Mastercard announced yesterday that it is partnering with Levi Strauss & Co., Marks & Spencer, VF Corporation and the Business for Social Responsibility (BSR) to pay garment factory workers digitally, per a corporate press release.
Mastercard and its partners are organizing pilot programs in Egypt and Cambodia in which participating factories can deposit workers wages directly into their accounts and workers can access the funds via debit or prepaid cards.
Approximately 230 million adults globally collect their wages in cash, per the release.
Mastercard drove home the point that workers not only need savings and earnings transparency, but marginalized workers need to have safeguards against theft and inadequate emergency savings.
"At Mastercard, our vision is to ultimately build a new ecosystem of partners – garment industry, technology, not-for-profit organizations, factories, banks – that work together to deliver social impact at scale," Sue Kelsey, executive vice president of prepaid solutions at Mastercard, said in a statement.
Levi Strauss & Co., Marks & Spencer and VF Corporation are just the latest brands to examine issues regarding factory workers. In August, Asos stepped in when it learned that a supplier deprived workers, many of whom were migrants, of electricity, water and food allowance. Meanwhile, H&M introduced more product transparency details on online garment sales earlier this year.
It's worth noting that American retailers have had issues of their own, including a labor shortage and stagnant wages for some time.
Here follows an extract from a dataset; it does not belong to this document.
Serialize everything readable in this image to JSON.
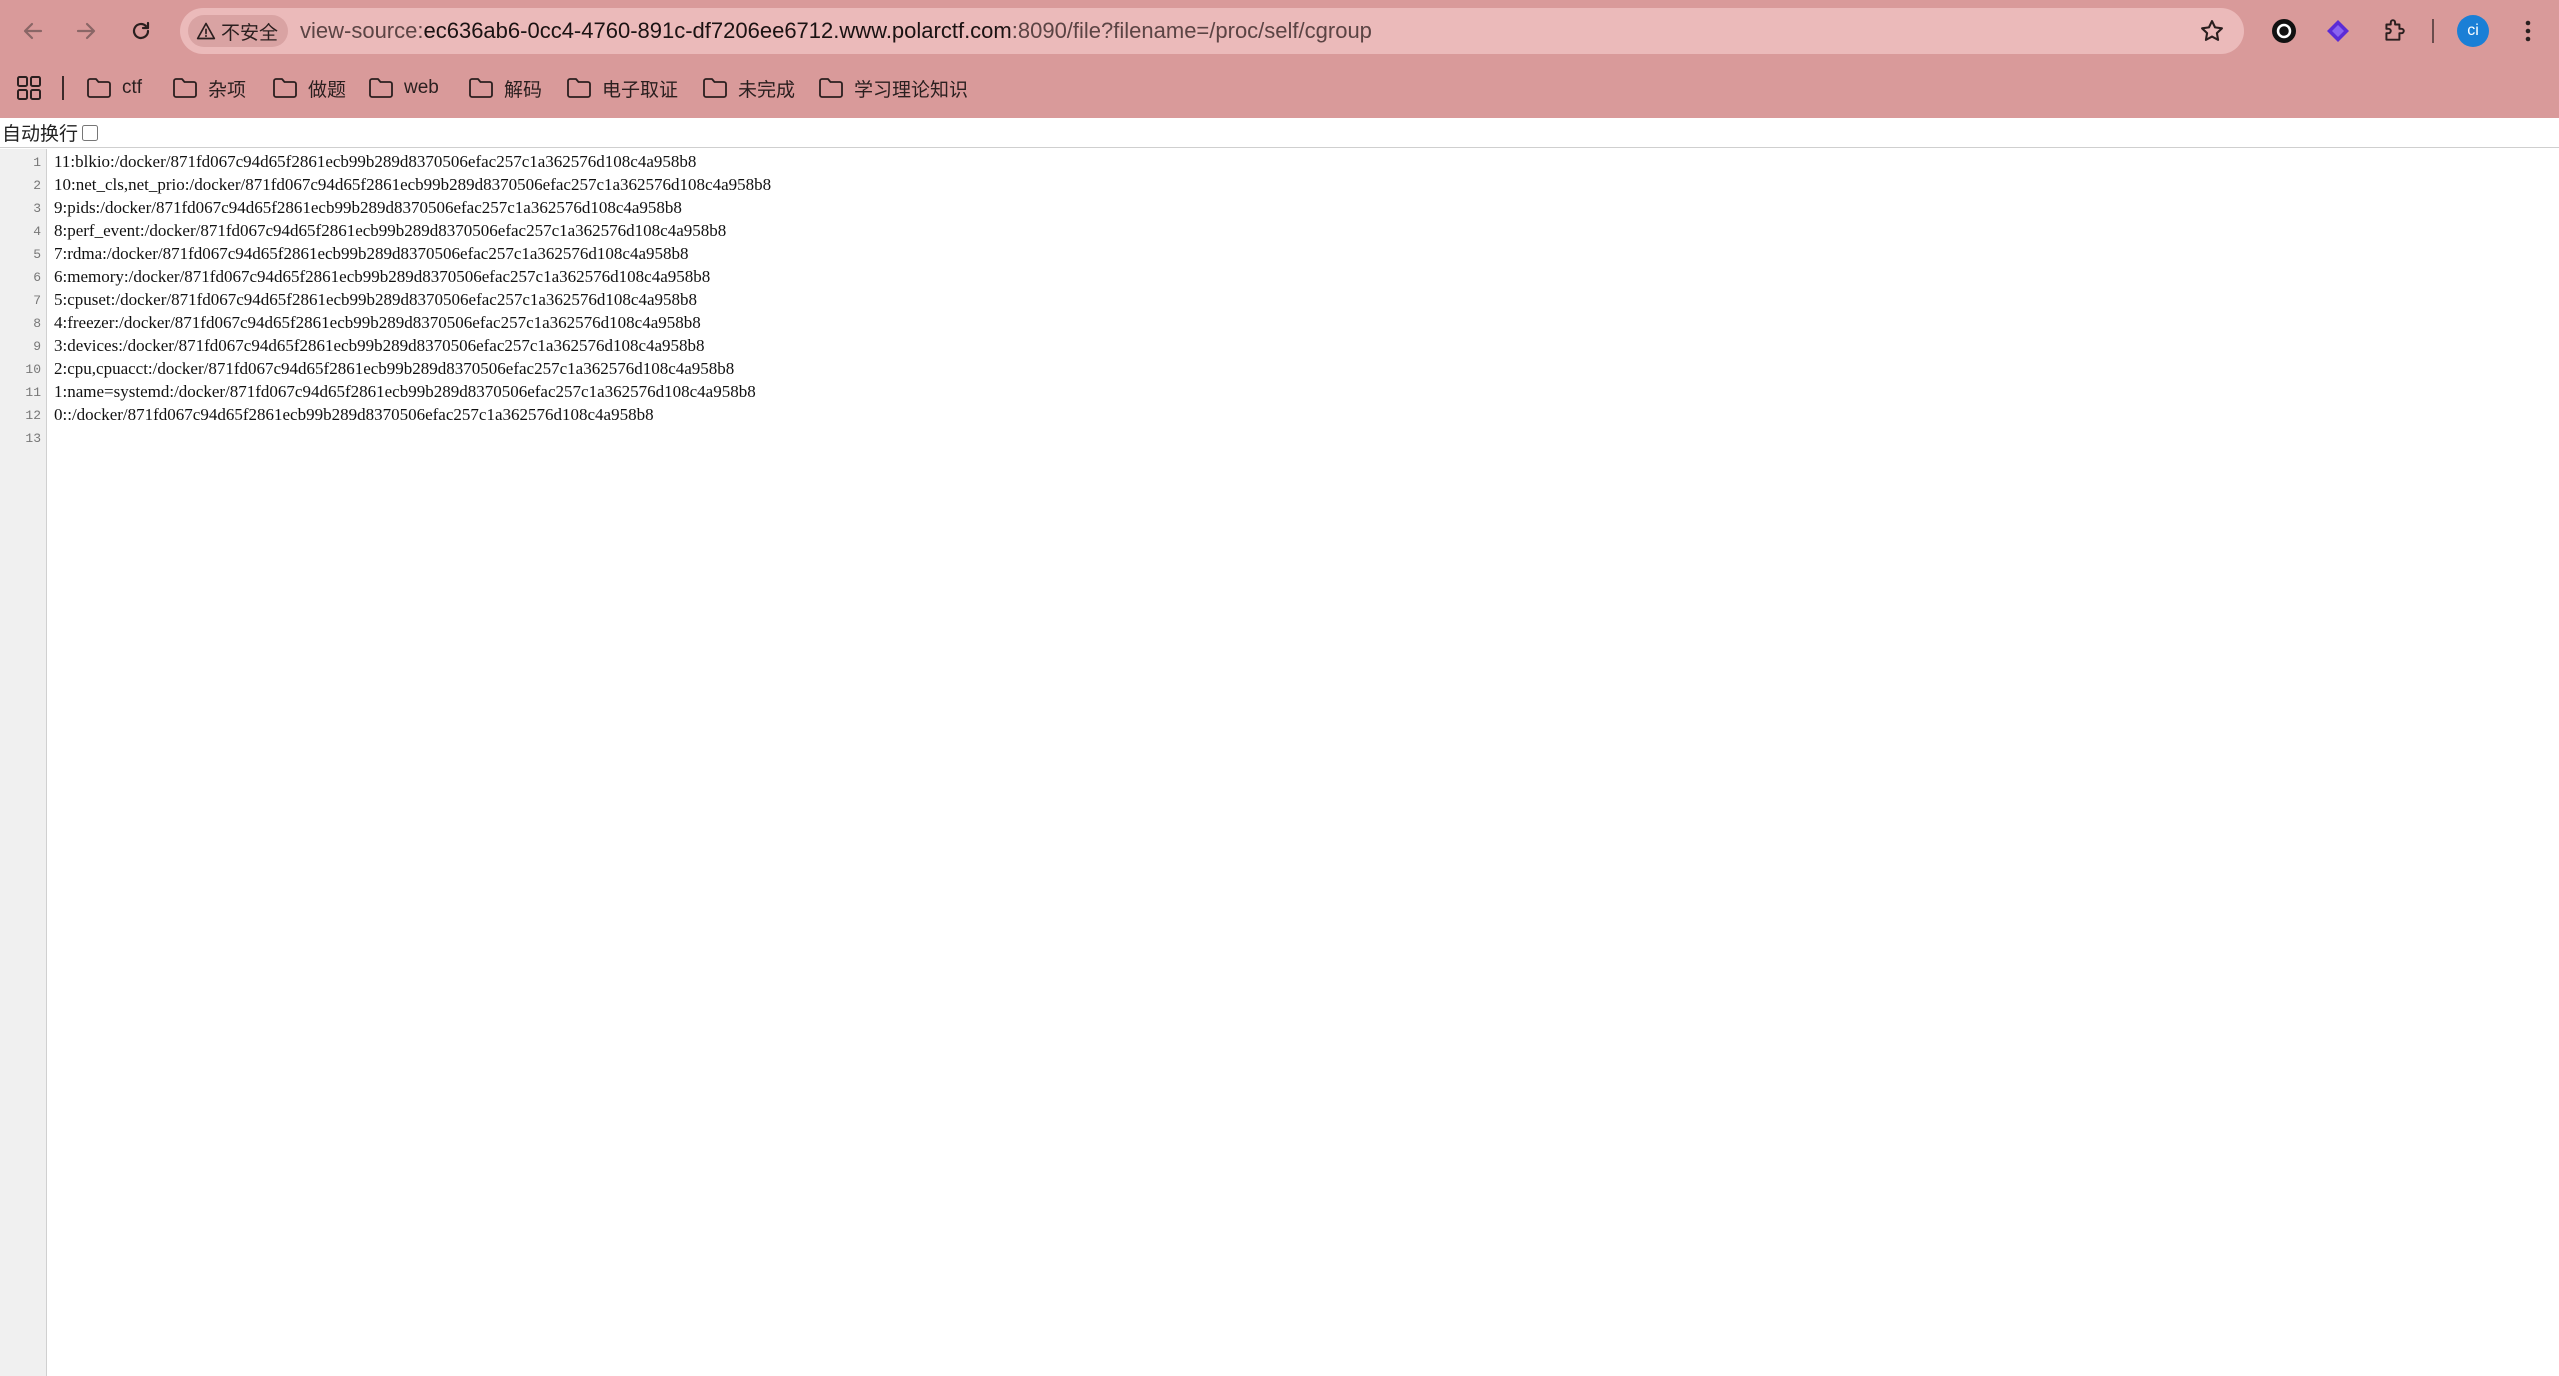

While Amazon faced recent backlash from workers in Minnesota and Walmart has tried to address protection issues of workers in its supply chain, it's unclear whether retailers have done enough.
As Mastercard partners with brands to provide financial services for workers abroad, the credit card issuer has made other significant moves this year, including its collaboration with Samsung to safeguard digital identities and its acquisition of fintech company Ethoca.